BBC's Dimensions: Making the Huge Grokkable in the Familiar
BY Nancy Scola | Thursday, August 19 2010
You're sitting at your desk. You're wondering, "If I were sitting in the middle of the Pakistan floods/Burning Man Festival/Silicon Valley, how far would that stretch? To my apartment? To the Target outside of town? To three cities to the east?" Luckily for you, the BBC has just launched an "experimental prototype" it's calling Dimensions:
Dimensions is an experimental prototype for the BBC. We want to bring home the human scale of events and places in history. The D-Day landing beaches measured from London to Norfolk in the UK. How far would the Titanic stretch down your street?

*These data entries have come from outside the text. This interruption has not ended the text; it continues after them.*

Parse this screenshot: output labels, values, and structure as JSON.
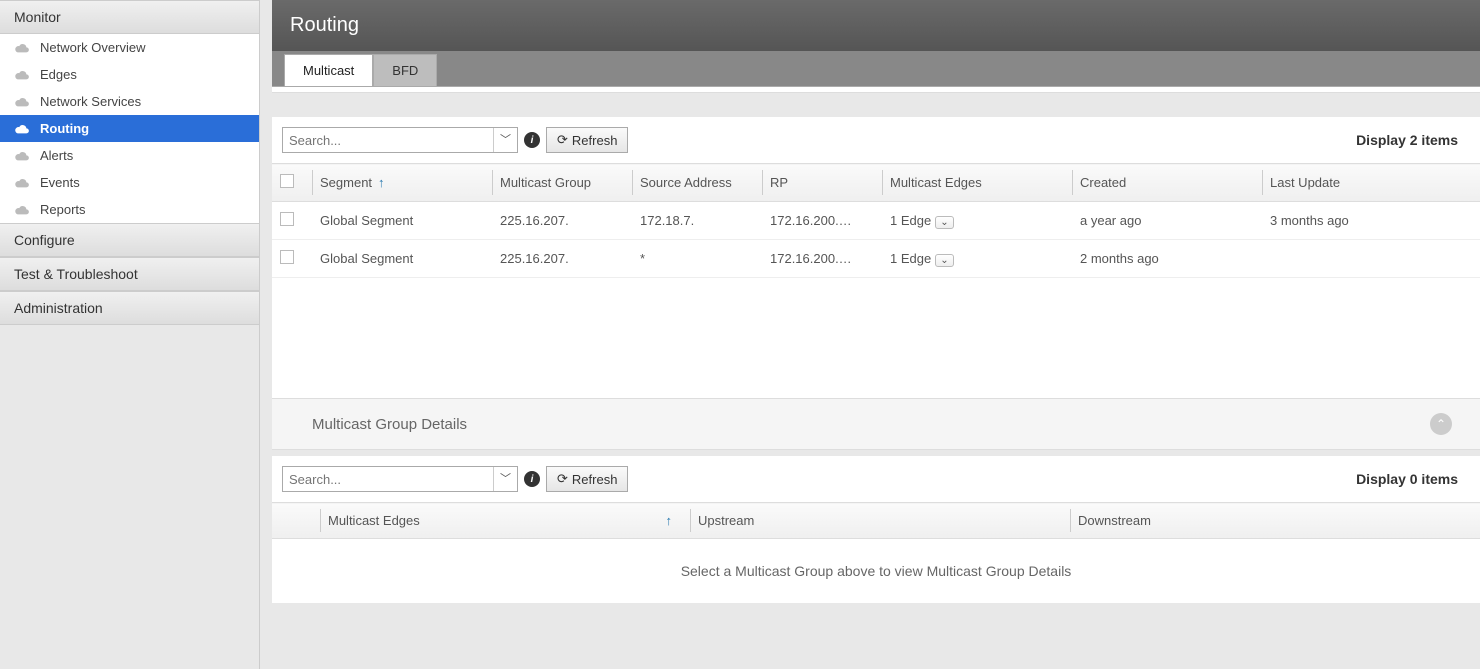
{
  "sidebar": {
    "sections": [
      {
        "label": "Monitor",
        "items": [
          {
            "label": "Network Overview"
          },
          {
            "label": "Edges"
          },
          {
            "label": "Network Services"
          },
          {
            "label": "Routing",
            "active": true
          },
          {
            "label": "Alerts"
          },
          {
            "label": "Events"
          },
          {
            "label": "Reports"
          }
        ]
      },
      {
        "label": "Configure"
      },
      {
        "label": "Test & Troubleshoot"
      },
      {
        "label": "Administration"
      }
    ]
  },
  "page": {
    "title": "Routing"
  },
  "tabs": [
    {
      "label": "Multicast",
      "active": true
    },
    {
      "label": "BFD"
    }
  ],
  "toolbar": {
    "search_placeholder": "Search...",
    "refresh_label": "Refresh",
    "display_label": "Display 2 items"
  },
  "columns": {
    "segment": "Segment",
    "multicast_group": "Multicast Group",
    "source_address": "Source Address",
    "rp": "RP",
    "multicast_edges": "Multicast Edges",
    "created": "Created",
    "last_update": "Last Update"
  },
  "rows": [
    {
      "segment": "Global Segment",
      "multicast_group": "225.16.207.",
      "source_address": "172.18.7.",
      "rp": "172.16.200.…",
      "multicast_edges": "1 Edge",
      "created": "a year ago",
      "last_update": "3 months ago"
    },
    {
      "segment": "Global Segment",
      "multicast_group": "225.16.207.",
      "source_address": "*",
      "rp": "172.16.200.…",
      "multicast_edges": "1 Edge",
      "created": "2 months ago",
      "last_update": ""
    }
  ],
  "details": {
    "title": "Multicast Group Details",
    "search_placeholder": "Search...",
    "refresh_label": "Refresh",
    "display_label": "Display 0 items",
    "columns": {
      "multicast_edges": "Multicast Edges",
      "upstream": "Upstream",
      "downstream": "Downstream"
    },
    "empty_msg": "Select a Multicast Group above to view Multicast Group Details"
  }
}
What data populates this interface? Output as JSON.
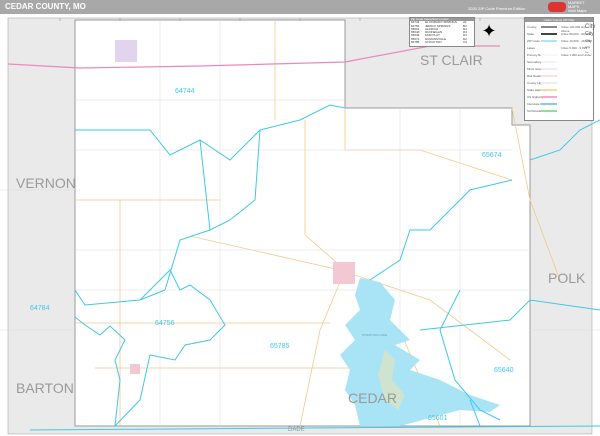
{
  "header": {
    "title": "CEDAR COUNTY, MO",
    "edition": "2020 ZIP Code Premium Edition",
    "logo_text": [
      "MARKET",
      "MAPS",
      "Wall Maps"
    ]
  },
  "zip_table": {
    "title": "Zip Code Index/Grid Locator",
    "rows": [
      {
        "zip": "64744",
        "city": "EL DORADO SPRINGS",
        "grid": "A1"
      },
      {
        "zip": "64756",
        "city": "JERICO SPRINGS",
        "grid": "B3"
      },
      {
        "zip": "65601",
        "city": "ALDRICH",
        "grid": "D4"
      },
      {
        "zip": "65640",
        "city": "DUNNEGAN",
        "grid": "D4"
      },
      {
        "zip": "65649",
        "city": "FAIR PLAY",
        "grid": "D4"
      },
      {
        "zip": "65674",
        "city": "HUMANSVILLE",
        "grid": "D2"
      },
      {
        "zip": "65785",
        "city": "STOCKTON",
        "grid": "C3"
      }
    ]
  },
  "legend": {
    "title": "Cedar County ZIP Map",
    "items": [
      "County",
      "State",
      "ZIP Code",
      "Lakes",
      "Primary Roads",
      "Secondary Roads",
      "Minor Roads",
      "Rail Roads",
      "County Highways",
      "State Highways",
      "US Highways",
      "Interstate Highways",
      "Toll Roads"
    ],
    "city_sizes": [
      "Cities 100,000 and Above",
      "Cities 50,000 - 99,999",
      "Cities 10,000 - 49,999",
      "Cities 5,000 - 9,999",
      "Cities 1,000 and Under"
    ],
    "city_word": "City"
  },
  "map": {
    "county_name": "CEDAR",
    "neighbors": [
      "ST CLAIR",
      "VERNON",
      "POLK",
      "BARTON",
      "DADE"
    ],
    "zips": [
      "64744",
      "65674",
      "64784",
      "64756",
      "65785",
      "65640",
      "65601"
    ],
    "lake_label": "STOCKTON LAKE",
    "colors": {
      "zip": "#3fc8e6",
      "lake": "#a8e4f6",
      "city": "#f2c9d3",
      "road": "#f5c88a",
      "highway": "#e88ac0",
      "outside": "#eaeaea"
    }
  }
}
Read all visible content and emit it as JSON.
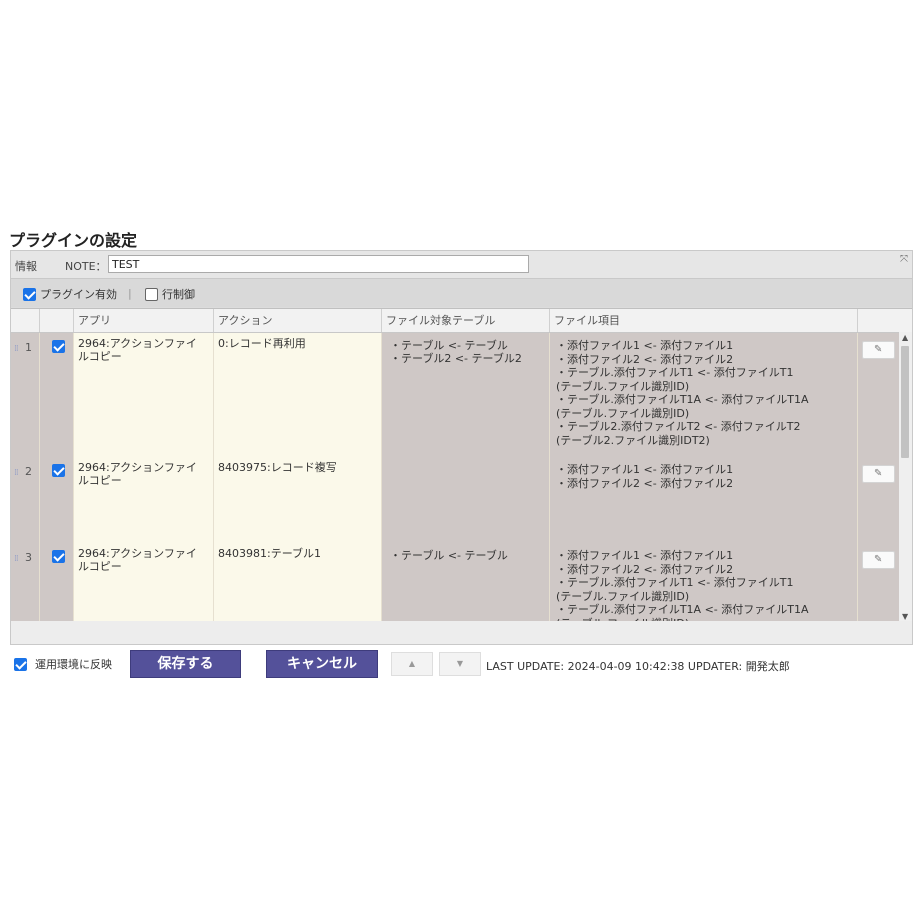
{
  "page_title": "プラグインの設定",
  "info": {
    "label": "情報",
    "note_label": "NOTE：",
    "note_value": "TEST",
    "expand_icon": "expand-icon"
  },
  "options": {
    "plugin_enabled": "プラグイン有効",
    "row_control": "行制御",
    "separator": "|"
  },
  "columns": [
    "アプリ",
    "アクション",
    "ファイル対象テーブル",
    "ファイル項目"
  ],
  "rows": [
    {
      "num": "1",
      "checked": true,
      "app": [
        "2964:アクションファイ",
        "ルコピー"
      ],
      "action": [
        "0:レコード再利用"
      ],
      "tables": [
        "・テーブル <- テーブル",
        "・テーブル2 <- テーブル2"
      ],
      "files": [
        "・添付ファイル1 <- 添付ファイル1",
        "・添付ファイル2 <- 添付ファイル2",
        "・テーブル.添付ファイルT1 <- 添付ファイルT1",
        "(テーブル.ファイル識別ID)",
        "・テーブル.添付ファイルT1A <- 添付ファイルT1A",
        "(テーブル.ファイル識別ID)",
        "・テーブル2.添付ファイルT2 <- 添付ファイルT2",
        "(テーブル2.ファイル識別IDT2)"
      ]
    },
    {
      "num": "2",
      "checked": true,
      "app": [
        "2964:アクションファイ",
        "ルコピー"
      ],
      "action": [
        "8403975:レコード複写"
      ],
      "tables": [],
      "files": [
        "・添付ファイル1 <- 添付ファイル1",
        "・添付ファイル2 <- 添付ファイル2"
      ]
    },
    {
      "num": "3",
      "checked": true,
      "app": [
        "2964:アクションファイ",
        "ルコピー"
      ],
      "action": [
        "8403981:テーブル1"
      ],
      "tables": [
        "・テーブル <- テーブル"
      ],
      "files": [
        "・添付ファイル1 <- 添付ファイル1",
        "・添付ファイル2 <- 添付ファイル2",
        "・テーブル.添付ファイルT1 <- 添付ファイルT1",
        "(テーブル.ファイル識別ID)",
        "・テーブル.添付ファイルT1A <- 添付ファイルT1A",
        "(テーブル.ファイル識別ID)"
      ]
    }
  ],
  "footer": {
    "apply_label": "運用環境に反映",
    "save_label": "保存する",
    "cancel_label": "キャンセル",
    "up_label": "▲",
    "down_label": "▼",
    "last_update": "LAST UPDATE: 2024-04-09 10:42:38 UPDATER: 開発太郎"
  },
  "colors": {
    "primary_button": "#54519a",
    "checkbox": "#1a73e8",
    "highlight_cell": "#fbf9ea",
    "row_bg": "#cfc8c6"
  }
}
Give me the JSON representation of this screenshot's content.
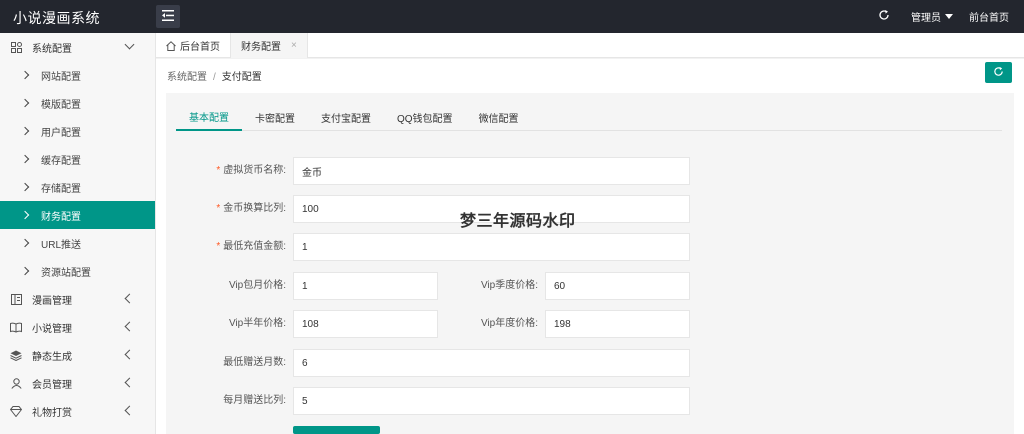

Andy Lintner's If It Were My Home, of course, did something similar in mapping the changing footprint of the BP oil spill off the Gulf Coast, but Dimensions is fleshed-out platform, and one that will, say developers, eventually be opened up so that anyone can create, and use, maps comparing some thing to some place, anywhere on the globe.
With modern media, we have better, faster knowledge than ever before of events happening around our countries and around the planet. But it can be tough to really comprehend the scale of what's happening when it's not happening in places we know well.
Matt Jones, a designer with Berg, the design firm behind the BBC's Dimensions project, explains the thinking behind it on his firm's blog. One of the things, writes Jones, that he loves about these types of visualizations is "where something huge and momentous is made grokkable in the familiar." Of Dimensions, he writes, "I also love that that’s all it really does. It’s a bit like a digital toy -- that just does one thing, very clearly (we hope) and delights in doing so."
The Dimensions visualization above shows the area flooded in the recent Pakistan disaster, as it compares to the east coast of the United States. And here's a look at how much of the United States Chernobyl's radiation cloud would have covered had it happened in Texas. (Hint: just about all of it.)
But Dimensions does more than disasters. Here's the Apollo moonlanding in downtown London, if Silicon Valley were in New York City, the Mardi Gras Rex Parade if it left from Paris, and what the span of the world's deepest borehole would be if it were laid flat across Los Angeles.
Check out the BBC's new Dimensions project here.